▶ Task objective
All lines in the entries below that hold "Standard" make up the answer.

▶ Exercise material
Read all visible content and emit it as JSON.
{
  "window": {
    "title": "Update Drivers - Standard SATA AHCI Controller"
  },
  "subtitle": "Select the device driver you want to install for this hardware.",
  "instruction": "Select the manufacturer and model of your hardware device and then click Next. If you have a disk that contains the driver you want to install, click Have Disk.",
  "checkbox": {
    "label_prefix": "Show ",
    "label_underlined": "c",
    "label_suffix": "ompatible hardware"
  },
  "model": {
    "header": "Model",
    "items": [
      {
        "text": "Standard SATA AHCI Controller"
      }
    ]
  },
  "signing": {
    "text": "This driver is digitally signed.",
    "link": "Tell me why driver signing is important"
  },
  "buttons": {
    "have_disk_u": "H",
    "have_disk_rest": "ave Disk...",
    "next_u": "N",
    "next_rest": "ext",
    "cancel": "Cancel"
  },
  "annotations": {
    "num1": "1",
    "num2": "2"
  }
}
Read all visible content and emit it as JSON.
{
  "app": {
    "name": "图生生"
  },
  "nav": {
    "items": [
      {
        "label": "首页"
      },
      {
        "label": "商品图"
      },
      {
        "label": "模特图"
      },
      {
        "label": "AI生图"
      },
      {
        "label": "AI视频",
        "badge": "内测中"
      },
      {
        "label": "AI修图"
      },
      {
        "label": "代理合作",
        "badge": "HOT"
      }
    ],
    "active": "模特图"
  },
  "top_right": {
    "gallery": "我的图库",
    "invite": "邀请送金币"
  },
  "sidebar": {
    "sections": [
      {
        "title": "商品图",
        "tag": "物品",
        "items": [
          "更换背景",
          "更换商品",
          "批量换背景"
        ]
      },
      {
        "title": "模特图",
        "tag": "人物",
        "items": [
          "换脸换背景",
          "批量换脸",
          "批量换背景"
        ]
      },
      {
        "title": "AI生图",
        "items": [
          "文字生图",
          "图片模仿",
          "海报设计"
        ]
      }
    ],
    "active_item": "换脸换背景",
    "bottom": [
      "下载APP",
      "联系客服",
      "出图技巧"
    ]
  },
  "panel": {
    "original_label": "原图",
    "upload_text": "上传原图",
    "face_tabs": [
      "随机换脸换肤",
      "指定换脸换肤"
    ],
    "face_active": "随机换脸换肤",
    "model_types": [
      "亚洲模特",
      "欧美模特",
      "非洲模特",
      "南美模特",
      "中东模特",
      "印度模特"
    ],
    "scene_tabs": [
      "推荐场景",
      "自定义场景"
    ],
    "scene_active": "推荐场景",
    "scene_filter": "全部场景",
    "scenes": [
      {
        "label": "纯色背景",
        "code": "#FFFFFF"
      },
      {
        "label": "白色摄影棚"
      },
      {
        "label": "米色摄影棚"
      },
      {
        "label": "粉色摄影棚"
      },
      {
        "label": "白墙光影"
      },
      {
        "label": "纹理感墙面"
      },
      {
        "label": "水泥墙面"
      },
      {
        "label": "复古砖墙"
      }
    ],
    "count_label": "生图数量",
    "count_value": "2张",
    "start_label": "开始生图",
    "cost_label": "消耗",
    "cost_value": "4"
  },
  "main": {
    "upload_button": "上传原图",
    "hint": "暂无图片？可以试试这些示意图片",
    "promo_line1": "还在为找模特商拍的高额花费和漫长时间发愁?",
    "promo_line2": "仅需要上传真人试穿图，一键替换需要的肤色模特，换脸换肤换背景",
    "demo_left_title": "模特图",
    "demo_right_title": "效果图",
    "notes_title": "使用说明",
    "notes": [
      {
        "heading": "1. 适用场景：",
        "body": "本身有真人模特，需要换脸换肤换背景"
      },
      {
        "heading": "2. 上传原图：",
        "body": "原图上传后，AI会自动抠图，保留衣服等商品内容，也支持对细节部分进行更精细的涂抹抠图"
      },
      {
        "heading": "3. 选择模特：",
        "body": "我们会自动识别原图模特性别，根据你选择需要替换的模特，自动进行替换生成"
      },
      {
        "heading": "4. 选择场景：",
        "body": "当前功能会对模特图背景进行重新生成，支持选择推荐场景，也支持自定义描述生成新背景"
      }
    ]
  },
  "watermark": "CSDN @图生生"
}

▶ Solution
    "title": "Update Drivers - Standard SATA AHCI Controller"
        "text": "Standard SATA AHCI Controller"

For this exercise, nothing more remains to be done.